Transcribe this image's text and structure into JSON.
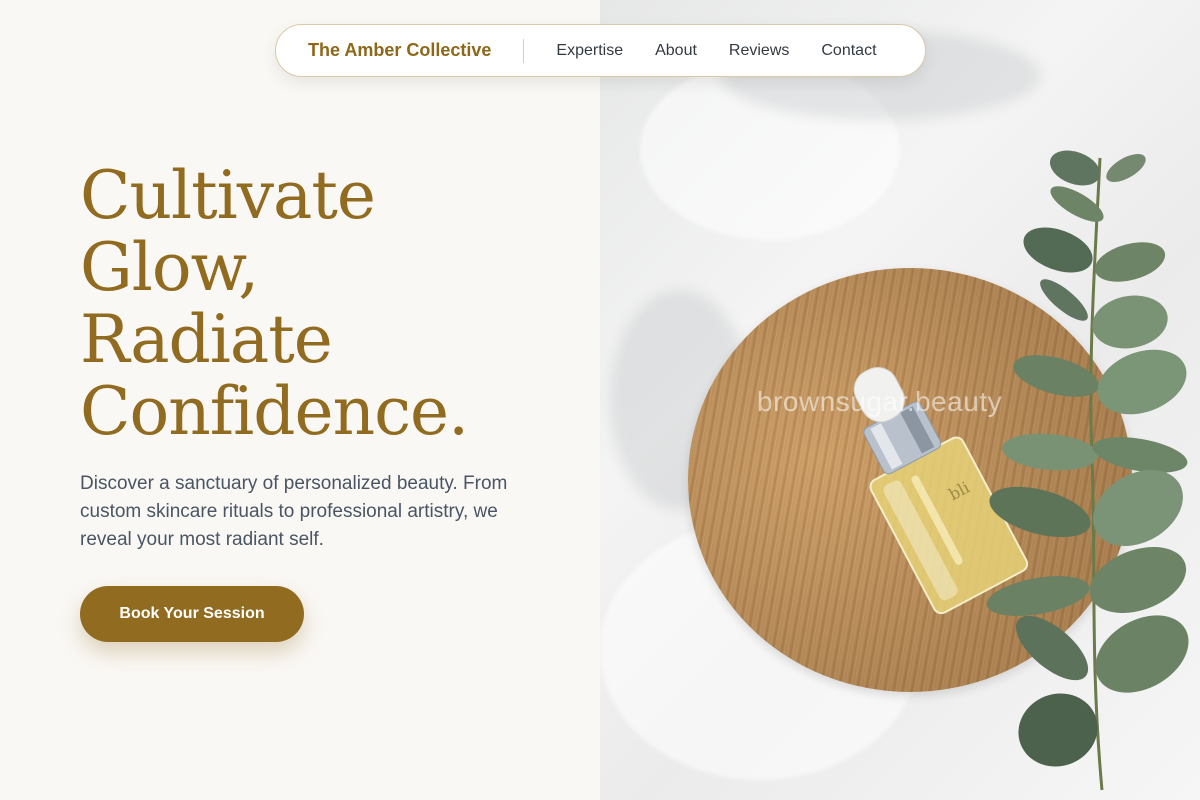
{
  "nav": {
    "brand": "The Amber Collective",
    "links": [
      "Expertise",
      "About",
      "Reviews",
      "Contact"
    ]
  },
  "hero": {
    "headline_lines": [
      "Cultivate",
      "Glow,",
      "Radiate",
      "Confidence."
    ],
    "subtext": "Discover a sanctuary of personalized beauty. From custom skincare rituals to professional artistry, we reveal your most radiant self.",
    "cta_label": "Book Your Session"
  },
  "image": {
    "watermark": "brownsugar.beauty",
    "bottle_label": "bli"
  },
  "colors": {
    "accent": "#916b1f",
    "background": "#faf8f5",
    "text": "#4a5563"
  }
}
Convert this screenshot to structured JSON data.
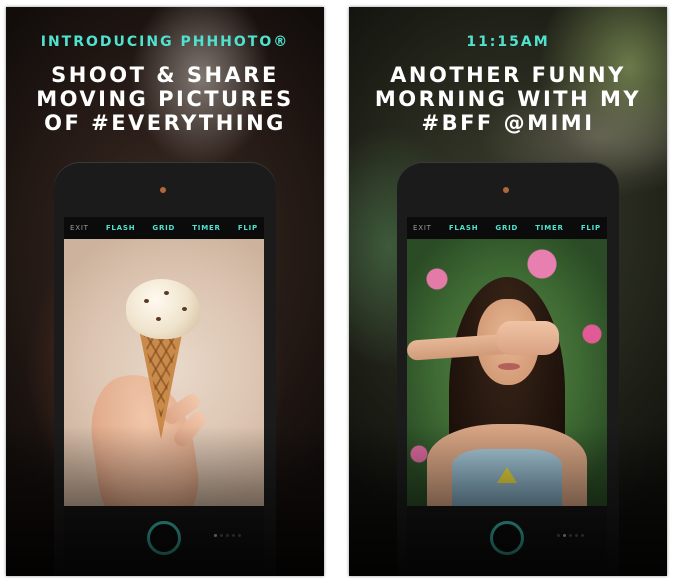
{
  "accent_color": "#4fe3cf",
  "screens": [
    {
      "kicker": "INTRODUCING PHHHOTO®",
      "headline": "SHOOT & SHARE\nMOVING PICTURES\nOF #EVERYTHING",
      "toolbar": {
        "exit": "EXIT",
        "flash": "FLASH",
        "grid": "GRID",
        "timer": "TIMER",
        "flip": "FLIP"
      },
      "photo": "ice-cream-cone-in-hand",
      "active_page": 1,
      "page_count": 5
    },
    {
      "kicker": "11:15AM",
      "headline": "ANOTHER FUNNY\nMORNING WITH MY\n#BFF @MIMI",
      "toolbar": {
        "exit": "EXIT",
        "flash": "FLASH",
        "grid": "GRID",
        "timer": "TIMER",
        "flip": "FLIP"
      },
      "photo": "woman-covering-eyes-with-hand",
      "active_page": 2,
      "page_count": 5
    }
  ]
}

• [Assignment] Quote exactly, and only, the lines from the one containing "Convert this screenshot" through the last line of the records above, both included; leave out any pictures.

• [Task output]
Convert this screenshot to structured JSON data.
{
  "accent_color": "#4fe3cf",
  "screens": [
    {
      "kicker": "INTRODUCING PHHHOTO®",
      "headline": "SHOOT & SHARE\nMOVING PICTURES\nOF #EVERYTHING",
      "toolbar": {
        "exit": "EXIT",
        "flash": "FLASH",
        "grid": "GRID",
        "timer": "TIMER",
        "flip": "FLIP"
      },
      "photo": "ice-cream-cone-in-hand",
      "active_page": 1,
      "page_count": 5
    },
    {
      "kicker": "11:15AM",
      "headline": "ANOTHER FUNNY\nMORNING WITH MY\n#BFF @MIMI",
      "toolbar": {
        "exit": "EXIT",
        "flash": "FLASH",
        "grid": "GRID",
        "timer": "TIMER",
        "flip": "FLIP"
      },
      "photo": "woman-covering-eyes-with-hand",
      "active_page": 2,
      "page_count": 5
    }
  ]
}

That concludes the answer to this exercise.